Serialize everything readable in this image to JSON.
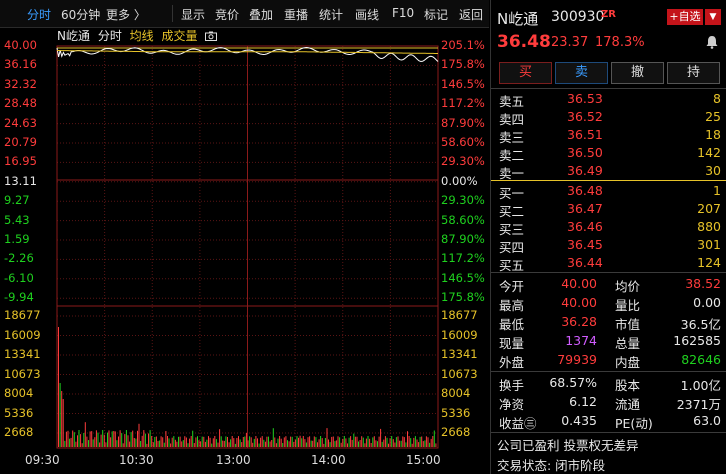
{
  "toolbar": {
    "items": [
      "分时",
      "60分钟",
      "更多 〉",
      "显示",
      "竞价",
      "叠加",
      "重播",
      "统计",
      "画线",
      "F10",
      "标记",
      "返回"
    ]
  },
  "chart": {
    "stock_name": "N屹通",
    "mode": "分时",
    "legend_avg": "均线",
    "legend_vol": "成交量"
  },
  "price_axis": {
    "left": [
      "40.00",
      "36.16",
      "32.32",
      "28.48",
      "24.63",
      "20.79",
      "16.95",
      "13.11",
      "9.27",
      "5.43",
      "1.59",
      "-2.26",
      "-6.10",
      "-9.94"
    ],
    "right": [
      "205.1%",
      "175.8%",
      "146.5%",
      "117.2%",
      "87.90%",
      "58.60%",
      "29.30%",
      "0.00%",
      "29.30%",
      "58.60%",
      "87.90%",
      "117.2%",
      "146.5%",
      "175.8%"
    ]
  },
  "volume_axis": [
    "18677",
    "16009",
    "13341",
    "10673",
    "8004",
    "5336",
    "2668"
  ],
  "time_axis": [
    "09:30",
    "10:30",
    "13:00",
    "14:00",
    "15:00"
  ],
  "colors": {
    "up": "#ff3c3c",
    "down": "#1fd11f",
    "avg": "#e6c229",
    "price_line": "#ffffff",
    "accent": "#3a9cff"
  },
  "quote": {
    "name": "N屹通",
    "code": "300930",
    "tag": "ZR",
    "add_fav": "+自选",
    "price": "36.48",
    "change": "23.37",
    "change_pct": "178.3%",
    "buttons": [
      "买",
      "卖",
      "撤",
      "持"
    ]
  },
  "asks": [
    {
      "label": "卖五",
      "price": "36.53",
      "vol": "8"
    },
    {
      "label": "卖四",
      "price": "36.52",
      "vol": "25"
    },
    {
      "label": "卖三",
      "price": "36.51",
      "vol": "18"
    },
    {
      "label": "卖二",
      "price": "36.50",
      "vol": "142"
    },
    {
      "label": "卖一",
      "price": "36.49",
      "vol": "30"
    }
  ],
  "bids": [
    {
      "label": "买一",
      "price": "36.48",
      "vol": "1"
    },
    {
      "label": "买二",
      "price": "36.47",
      "vol": "207"
    },
    {
      "label": "买三",
      "price": "36.46",
      "vol": "880"
    },
    {
      "label": "买四",
      "price": "36.45",
      "vol": "301"
    },
    {
      "label": "买五",
      "price": "36.44",
      "vol": "124"
    }
  ],
  "stats": {
    "open_l": "今开",
    "open": "40.00",
    "avg_l": "均价",
    "avg": "38.52",
    "high_l": "最高",
    "high": "40.00",
    "ratio_l": "量比",
    "ratio": "0.00",
    "low_l": "最低",
    "low": "36.28",
    "mcap_l": "市值",
    "mcap": "36.5亿",
    "cur_l": "现量",
    "cur": "1374",
    "tot_l": "总量",
    "tot": "162585",
    "outer_l": "外盘",
    "outer": "79939",
    "inner_l": "内盘",
    "inner": "82646"
  },
  "fund": {
    "turn_l": "换手",
    "turn": "68.57%",
    "cap_l": "股本",
    "cap": "1.00亿",
    "nav_l": "净资",
    "nav": "6.12",
    "float_l": "流通",
    "float": "2371万",
    "eps_l": "收益㊂",
    "eps": "0.435",
    "pe_l": "PE(动)",
    "pe": "63.0"
  },
  "notes": {
    "line1": "公司已盈利 投票权无差异",
    "line2": "交易状态: 闭市阶段"
  }
}
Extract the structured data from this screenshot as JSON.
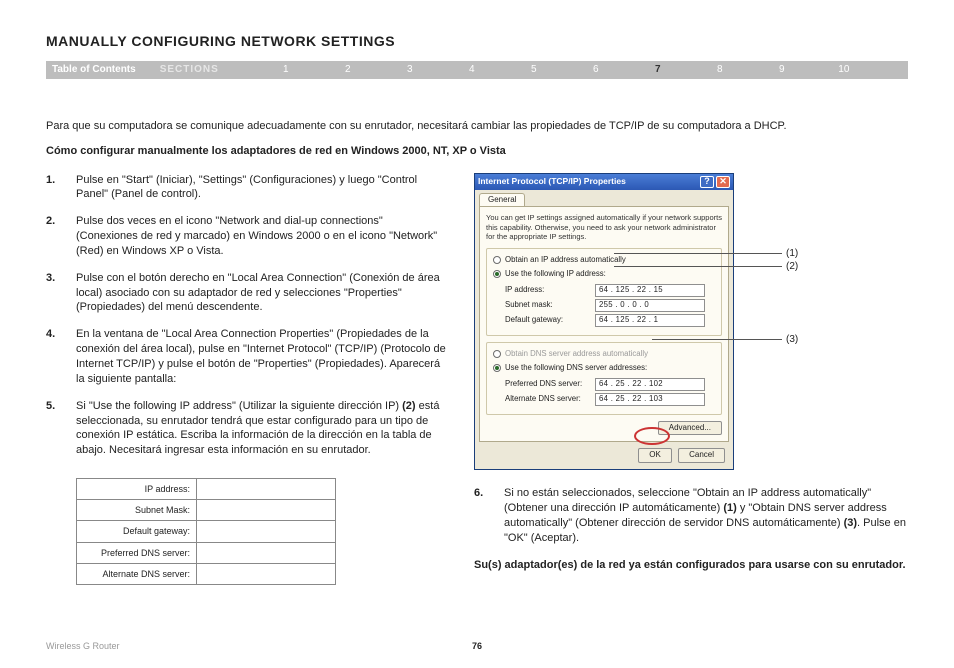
{
  "page": {
    "title": "MANUALLY CONFIGURING NETWORK SETTINGS",
    "footer_brand": "Wireless G Router",
    "page_number": "76"
  },
  "nav": {
    "toc": "Table of Contents",
    "sections_label": "SECTIONS",
    "items": [
      "1",
      "2",
      "3",
      "4",
      "5",
      "6",
      "7",
      "8",
      "9",
      "10"
    ],
    "active_index": 6
  },
  "intro": "Para que su computadora se comunique adecuadamente con su enrutador, necesitará cambiar las propiedades de TCP/IP de su computadora a DHCP.",
  "subhead": "Cómo configurar manualmente los adaptadores de red en Windows 2000, NT, XP o Vista",
  "steps": {
    "s1": "Pulse en \"Start\" (Iniciar), \"Settings\" (Configuraciones) y luego \"Control Panel\" (Panel de control).",
    "s2": "Pulse dos veces en el icono \"Network and dial-up connections\" (Conexiones de red y marcado) en Windows 2000 o en el icono \"Network\" (Red) en Windows XP o Vista.",
    "s3": "Pulse con el botón derecho en \"Local Area Connection\" (Conexión de área local) asociado con su adaptador de red y selecciones \"Properties\" (Propiedades) del menú descendente.",
    "s4": "En la ventana de \"Local Area Connection Properties\" (Propiedades de la conexión del área local), pulse en \"Internet Protocol\" (TCP/IP) (Protocolo de Internet TCP/IP) y pulse el botón de \"Properties\" (Propiedades). Aparecerá la siguiente pantalla:",
    "s5_pre": "Si \"Use the following IP address\" (Utilizar la siguiente dirección IP) ",
    "s5_bold": "(2)",
    "s5_post": " está seleccionada, su enrutador tendrá que estar configurado para un tipo de conexión IP estática. Escriba la información de la dirección en la tabla de abajo. Necesitará ingresar esta información en su enrutador.",
    "s6_pre": "Si no están seleccionados, seleccione \"Obtain an IP address automatically\" (Obtener una dirección IP automáticamente) ",
    "s6_b1": "(1)",
    "s6_mid": " y \"Obtain DNS server address automatically\" (Obtener dirección de servidor DNS automáticamente) ",
    "s6_b3": "(3)",
    "s6_post": ". Pulse en \"OK\" (Aceptar)."
  },
  "conclusion": "Su(s) adaptador(es) de la red ya están configurados para usarse con su enrutador.",
  "blank_table": {
    "r1": "IP address:",
    "r2": "Subnet Mask:",
    "r3": "Default gateway:",
    "r4": "Preferred DNS server:",
    "r5": "Alternate DNS server:"
  },
  "dialog": {
    "title": "Internet Protocol (TCP/IP) Properties",
    "tab": "General",
    "info": "You can get IP settings assigned automatically if your network supports this capability. Otherwise, you need to ask your network administrator for the appropriate IP settings.",
    "radio_auto_ip": "Obtain an IP address automatically",
    "radio_use_ip": "Use the following IP address:",
    "lbl_ip": "IP address:",
    "val_ip": "64 . 125 . 22 . 15",
    "lbl_mask": "Subnet mask:",
    "val_mask": "255 .  0  .  0  .  0",
    "lbl_gw": "Default gateway:",
    "val_gw": "64 . 125 . 22 .  1",
    "radio_auto_dns": "Obtain DNS server address automatically",
    "radio_use_dns": "Use the following DNS server addresses:",
    "lbl_pdns": "Preferred DNS server:",
    "val_pdns": "64 .  25 .  22 . 102",
    "lbl_adns": "Alternate DNS server:",
    "val_adns": "64 .  25 .  22 . 103",
    "btn_adv": "Advanced...",
    "btn_ok": "OK",
    "btn_cancel": "Cancel"
  },
  "callouts": {
    "c1": "(1)",
    "c2": "(2)",
    "c3": "(3)"
  }
}
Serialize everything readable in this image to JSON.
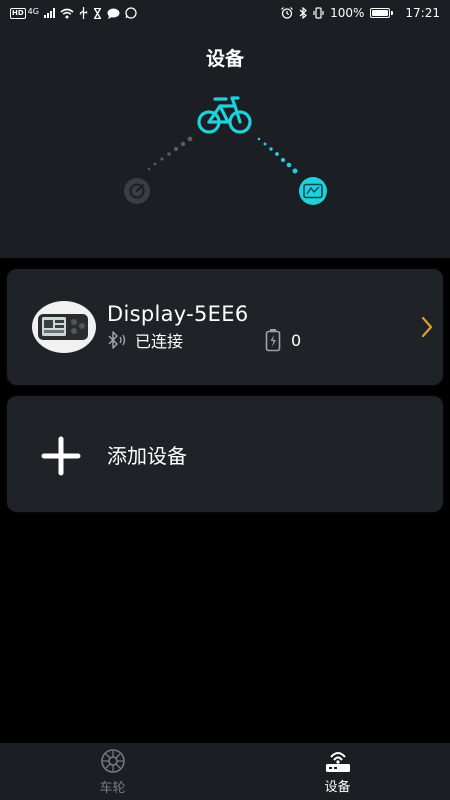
{
  "status_bar": {
    "network_badge": "HD",
    "network_type": "4G",
    "battery_percent": "100%",
    "time": "17:21",
    "icons": [
      "hd-icon",
      "signal-icon",
      "wifi-icon",
      "usb-icon",
      "hourglass-icon",
      "message-icon",
      "whatsapp-icon",
      "alarm-icon",
      "bluetooth-icon",
      "vibrate-icon",
      "battery-icon"
    ]
  },
  "header": {
    "title": "设备",
    "icons": [
      "bicycle-icon",
      "speedometer-icon",
      "display-icon"
    ],
    "colors": {
      "accent": "#1fd0dd",
      "dim": "#4a4e54"
    }
  },
  "device": {
    "name": "Display-5EE6",
    "connection_status": "已连接",
    "battery_value": "0",
    "icons": [
      "display-device-thumbnail",
      "bluetooth-icon",
      "battery-icon",
      "chevron-right-icon"
    ]
  },
  "add_device": {
    "label": "添加设备",
    "icon": "plus-icon"
  },
  "bottom_nav": {
    "items": [
      {
        "label": "车轮",
        "icon": "wheel-icon",
        "active": false
      },
      {
        "label": "设备",
        "icon": "device-icon",
        "active": true
      }
    ]
  },
  "colors": {
    "background": "#000000",
    "surface": "#1b1e22",
    "card": "#1f2226",
    "accent": "#1fd0dd",
    "chevron": "#e0a030",
    "inactive": "#777a7e"
  }
}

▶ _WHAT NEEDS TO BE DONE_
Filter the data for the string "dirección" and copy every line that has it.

▶ _YOUR SOLUTION_
    "s5_pre": "Si \"Use the following IP address\" (Utilizar la siguiente dirección IP) ",
    "s5_post": " está seleccionada, su enrutador tendrá que estar configurado para un tipo de conexión IP estática. Escriba la información de la dirección en la tabla de abajo. Necesitará ingresar esta información en su enrutador.",
    "s6_pre": "Si no están seleccionados, seleccione \"Obtain an IP address automatically\" (Obtener una dirección IP automáticamente) ",
    "s6_mid": " y \"Obtain DNS server address automatically\" (Obtener dirección de servidor DNS automáticamente) ",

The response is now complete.